Implications for Airbus

Despite Lockheed Martin’s withdrawal, Airbus remains committed to the US Air Force and its air-to-air refueling needs. The company still plans to compete for the KC-135 recapitalization contract by proposing the A330 U.S.-MRTT (Multi Role Tanker Transport), which is considered a reliable and affordable choice for the US Air Force. Airbus believes that the A330 U.S.-MRTT offers proven performance and unmatched capabilities.

Airbus’ decision to go it alone underlines the company’s confidence in its product and its determination to provide the US Air Force with the best tanker possible. It could also strengthen Airbus’ position in the US military aviation market.

Airbus A330 Tanker

Consequences for Boeing

Lockheed Martin’s withdrawal from the competition for the US Air Force tanker contract could have significant repercussions for Boeing, one of Lockheed’s main competitors in this field. Boeing currently manufactures the KC-46 Pegasus, which was selected by the US Air Force for the first phase of KC-135 recapitalization.

With Lockheed out of the running, Boeing could be in a better position to sell more KC-46 Pegasus to the US Air Force. This could strengthen Boeing’s position in the military air-to-air refueling tanker market, and increase its revenue potential.

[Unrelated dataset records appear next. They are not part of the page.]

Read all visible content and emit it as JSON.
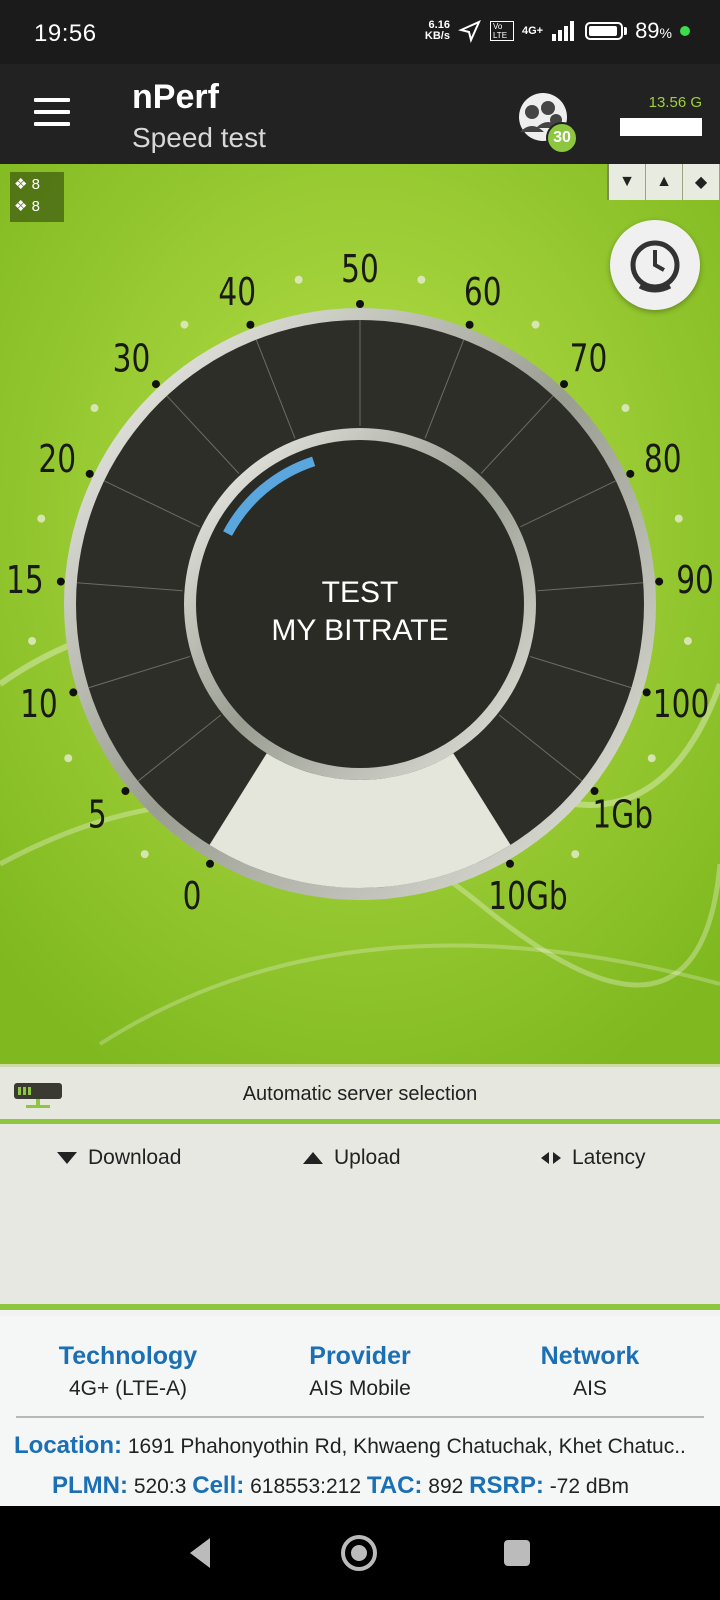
{
  "status": {
    "time": "19:56",
    "net_speed_value": "6.16",
    "net_speed_unit": "KB/s",
    "network_type": "4G+",
    "volte": "Vo LTE",
    "battery": "89",
    "battery_unit": "%"
  },
  "app": {
    "title": "nPerf",
    "subtitle": "Speed test",
    "community_count": "30",
    "data_used": "13.56 G"
  },
  "gauge": {
    "counters": [
      "8",
      "8"
    ],
    "center_label_line1": "TEST",
    "center_label_line2": "MY BITRATE",
    "scale": [
      "0",
      "5",
      "10",
      "15",
      "20",
      "30",
      "40",
      "50",
      "60",
      "70",
      "80",
      "90",
      "100",
      "1Gb",
      "10Gb"
    ],
    "mode_icons": [
      "download-mode-icon",
      "upload-mode-icon",
      "latency-mode-icon"
    ]
  },
  "server": {
    "label": "Automatic server selection"
  },
  "results": {
    "download_label": "Download",
    "upload_label": "Upload",
    "latency_label": "Latency"
  },
  "info": {
    "technology_label": "Technology",
    "technology_value": "4G+ (LTE-A)",
    "provider_label": "Provider",
    "provider_value": "AIS Mobile",
    "network_label": "Network",
    "network_value": "AIS",
    "location_label": "Location:",
    "location_value": "1691 Phahonyothin Rd, Khwaeng Chatuchak, Khet Chatuc..",
    "plmn_label": "PLMN:",
    "plmn_value": "520:3",
    "cell_label": "Cell:",
    "cell_value": "618553:212",
    "tac_label": "TAC:",
    "tac_value": "892",
    "rsrp_label": "RSRP:",
    "rsrp_value": "-72 dBm"
  },
  "colors": {
    "accent_green": "#8dc63f",
    "link_blue": "#1a6fb5",
    "gauge_dark": "#2d2e27"
  }
}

However, it’s important to note that the competition isn’t over yet. Airbus remains a strong competitor, and its commitment to the A330 U.S.-MRTT means that competition will continue to be fierce. The US Air Force will need to evaluate each company’s bid carefully before making its final decision.

The US Air Force’s reorganizations

Lockheed Martin’s decision comes at a time of reorganization within the US Air Force regarding the recapitalization of the KC-135. Originally, the US Air Force planned to acquire around 150 tankers in the second phase of the recapitalization, and Lockheed had partnered with Airbus to propose the LMXT for this acquisition. However, US Air Force officials had been strongly suggesting that they were leaning towards purchasing modified KC-46s for the next phase for at least a year and a half.

In March, the US Air Force announced a revision of its tanker plans, halving the planned number of tankers for the second phase to around 75. As part of this new strategy, the US Air Force has also accelerated its plans to acquire the NGAS.

Lockheed Martin’s withdrawal from the competition for the US Air Force tanker contract marks a significant turning point in the landscape of the US military aerospace industry. This decision paves the way for fierce competition between Airbus and Boeing to win the KC-135 recapitalization contract. It could also have an impact on the future of the US Air Force and how it modernizes its air-to-air refueling tanker fleet.

It will be interesting to follow the evolution of this competition and see how Airbus and Boeing respond to the US Air Force’s air-to-air refueling needs. One thing is certain: competition in this field is fierce, and the stakes are high, both for the companies and for the US Air Force itself. The next few months will be decisive in determining who wins this crucial contract, and will influence the future of military aviation in the United States.